-------- Provided material --------

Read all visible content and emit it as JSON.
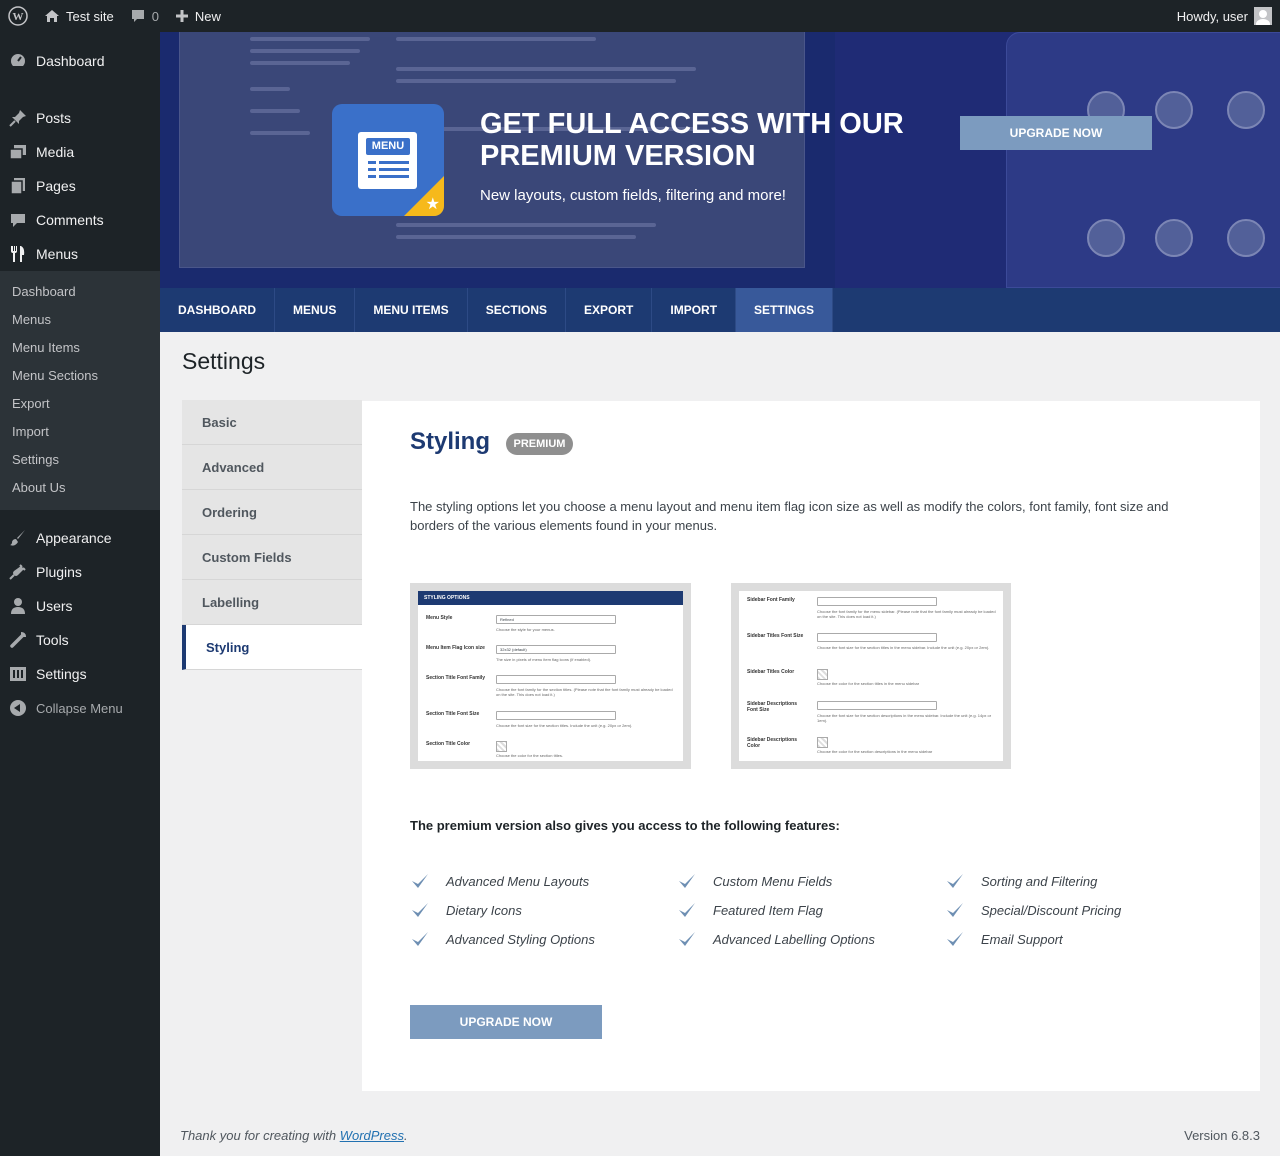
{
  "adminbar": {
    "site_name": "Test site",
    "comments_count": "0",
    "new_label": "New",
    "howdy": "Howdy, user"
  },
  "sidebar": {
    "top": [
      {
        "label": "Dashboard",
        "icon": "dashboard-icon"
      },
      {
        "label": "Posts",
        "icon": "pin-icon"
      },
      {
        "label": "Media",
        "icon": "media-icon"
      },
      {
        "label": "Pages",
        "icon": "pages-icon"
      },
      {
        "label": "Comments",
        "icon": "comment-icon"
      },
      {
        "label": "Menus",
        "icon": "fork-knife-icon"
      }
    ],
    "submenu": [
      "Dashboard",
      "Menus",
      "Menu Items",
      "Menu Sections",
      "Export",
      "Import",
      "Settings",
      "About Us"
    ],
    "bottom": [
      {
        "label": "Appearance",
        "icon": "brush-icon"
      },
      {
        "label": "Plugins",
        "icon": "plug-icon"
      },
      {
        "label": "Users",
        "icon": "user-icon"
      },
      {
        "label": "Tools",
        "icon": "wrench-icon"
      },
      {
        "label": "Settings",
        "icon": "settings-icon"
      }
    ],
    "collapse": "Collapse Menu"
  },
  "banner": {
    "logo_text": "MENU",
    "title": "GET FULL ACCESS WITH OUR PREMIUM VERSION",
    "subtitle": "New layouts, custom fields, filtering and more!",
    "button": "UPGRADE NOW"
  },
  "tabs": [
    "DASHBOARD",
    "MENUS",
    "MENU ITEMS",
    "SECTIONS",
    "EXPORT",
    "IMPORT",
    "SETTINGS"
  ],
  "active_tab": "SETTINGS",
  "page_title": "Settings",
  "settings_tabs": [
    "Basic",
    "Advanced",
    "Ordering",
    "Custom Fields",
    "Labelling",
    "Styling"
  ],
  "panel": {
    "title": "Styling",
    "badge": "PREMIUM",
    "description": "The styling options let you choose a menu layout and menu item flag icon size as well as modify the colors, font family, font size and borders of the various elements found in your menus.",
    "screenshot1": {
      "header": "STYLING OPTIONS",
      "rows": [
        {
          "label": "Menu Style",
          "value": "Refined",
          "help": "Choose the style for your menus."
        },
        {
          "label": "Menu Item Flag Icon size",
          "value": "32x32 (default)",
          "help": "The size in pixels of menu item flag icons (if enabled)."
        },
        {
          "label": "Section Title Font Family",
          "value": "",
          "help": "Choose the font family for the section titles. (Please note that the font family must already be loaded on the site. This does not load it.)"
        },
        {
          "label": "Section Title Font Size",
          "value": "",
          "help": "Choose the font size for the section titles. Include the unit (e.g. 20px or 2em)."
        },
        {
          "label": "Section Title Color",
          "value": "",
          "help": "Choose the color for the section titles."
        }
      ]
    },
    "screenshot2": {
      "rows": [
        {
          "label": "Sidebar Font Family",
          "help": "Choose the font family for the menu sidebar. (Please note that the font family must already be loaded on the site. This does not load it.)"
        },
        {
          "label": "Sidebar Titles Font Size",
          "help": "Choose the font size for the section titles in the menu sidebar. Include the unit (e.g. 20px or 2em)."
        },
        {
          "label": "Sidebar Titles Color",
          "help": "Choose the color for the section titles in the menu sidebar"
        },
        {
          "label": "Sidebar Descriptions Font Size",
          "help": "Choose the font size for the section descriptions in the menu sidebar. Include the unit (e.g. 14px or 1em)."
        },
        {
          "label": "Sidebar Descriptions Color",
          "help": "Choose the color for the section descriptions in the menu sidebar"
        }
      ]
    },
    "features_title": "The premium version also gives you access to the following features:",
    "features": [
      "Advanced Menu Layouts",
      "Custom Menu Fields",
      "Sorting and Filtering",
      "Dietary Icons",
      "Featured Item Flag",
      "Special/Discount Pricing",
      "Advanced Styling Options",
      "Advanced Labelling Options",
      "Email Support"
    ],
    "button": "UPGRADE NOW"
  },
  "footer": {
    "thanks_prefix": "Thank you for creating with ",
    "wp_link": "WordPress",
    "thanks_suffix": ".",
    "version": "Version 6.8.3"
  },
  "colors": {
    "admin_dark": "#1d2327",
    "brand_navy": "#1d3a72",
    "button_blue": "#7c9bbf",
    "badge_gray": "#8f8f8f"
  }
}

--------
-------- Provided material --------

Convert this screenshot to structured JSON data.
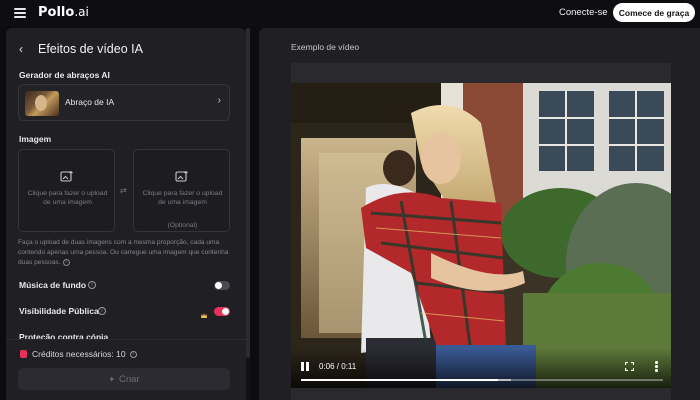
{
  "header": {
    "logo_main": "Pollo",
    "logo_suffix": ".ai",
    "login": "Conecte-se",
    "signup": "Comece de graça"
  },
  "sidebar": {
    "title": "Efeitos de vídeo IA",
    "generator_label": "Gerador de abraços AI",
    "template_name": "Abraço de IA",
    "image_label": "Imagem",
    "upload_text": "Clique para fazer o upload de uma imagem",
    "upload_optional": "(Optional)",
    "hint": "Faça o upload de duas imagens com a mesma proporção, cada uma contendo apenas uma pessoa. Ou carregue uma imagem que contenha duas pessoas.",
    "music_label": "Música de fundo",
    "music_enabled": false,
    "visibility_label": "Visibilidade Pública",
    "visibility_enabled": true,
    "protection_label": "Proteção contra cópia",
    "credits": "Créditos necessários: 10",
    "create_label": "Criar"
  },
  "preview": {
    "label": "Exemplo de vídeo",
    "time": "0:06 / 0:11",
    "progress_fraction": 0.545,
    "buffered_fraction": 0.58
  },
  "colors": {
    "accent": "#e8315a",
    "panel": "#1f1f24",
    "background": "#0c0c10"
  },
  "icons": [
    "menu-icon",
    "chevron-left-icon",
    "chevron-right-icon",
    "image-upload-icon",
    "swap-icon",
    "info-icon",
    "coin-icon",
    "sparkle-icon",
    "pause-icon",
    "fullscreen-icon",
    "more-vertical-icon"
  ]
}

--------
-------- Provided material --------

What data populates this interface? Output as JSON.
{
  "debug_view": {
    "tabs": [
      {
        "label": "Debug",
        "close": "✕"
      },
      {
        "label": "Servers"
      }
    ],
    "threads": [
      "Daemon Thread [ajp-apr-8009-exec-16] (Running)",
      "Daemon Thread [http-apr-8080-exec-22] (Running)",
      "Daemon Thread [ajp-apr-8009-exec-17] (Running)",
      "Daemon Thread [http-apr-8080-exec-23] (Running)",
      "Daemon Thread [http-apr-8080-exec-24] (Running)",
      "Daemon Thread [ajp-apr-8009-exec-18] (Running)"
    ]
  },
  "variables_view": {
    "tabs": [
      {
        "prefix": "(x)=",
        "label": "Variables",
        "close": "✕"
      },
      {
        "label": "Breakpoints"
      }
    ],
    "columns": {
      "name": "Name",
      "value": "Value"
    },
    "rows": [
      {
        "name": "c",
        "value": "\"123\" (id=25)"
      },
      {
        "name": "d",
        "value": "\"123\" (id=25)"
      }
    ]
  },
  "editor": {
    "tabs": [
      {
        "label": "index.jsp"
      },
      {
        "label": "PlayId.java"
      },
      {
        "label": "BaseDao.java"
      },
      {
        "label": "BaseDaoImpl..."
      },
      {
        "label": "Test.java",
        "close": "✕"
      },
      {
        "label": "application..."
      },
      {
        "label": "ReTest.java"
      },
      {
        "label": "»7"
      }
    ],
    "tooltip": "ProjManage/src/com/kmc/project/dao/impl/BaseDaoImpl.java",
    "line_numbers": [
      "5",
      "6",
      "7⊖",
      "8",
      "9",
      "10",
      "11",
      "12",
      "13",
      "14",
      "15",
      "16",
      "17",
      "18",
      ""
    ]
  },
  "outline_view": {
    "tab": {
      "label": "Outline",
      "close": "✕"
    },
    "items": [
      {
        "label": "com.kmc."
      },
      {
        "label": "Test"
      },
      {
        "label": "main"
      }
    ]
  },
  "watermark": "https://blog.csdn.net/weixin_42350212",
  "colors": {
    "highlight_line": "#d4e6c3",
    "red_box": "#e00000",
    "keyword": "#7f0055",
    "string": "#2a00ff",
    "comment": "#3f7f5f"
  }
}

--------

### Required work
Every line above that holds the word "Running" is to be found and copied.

### Written solution
      "Daemon Thread [ajp-apr-8009-exec-16] (Running)",
      "Daemon Thread [http-apr-8080-exec-22] (Running)",
      "Daemon Thread [ajp-apr-8009-exec-17] (Running)",
      "Daemon Thread [http-apr-8080-exec-23] (Running)",
      "Daemon Thread [http-apr-8080-exec-24] (Running)",
      "Daemon Thread [ajp-apr-8009-exec-18] (Running)"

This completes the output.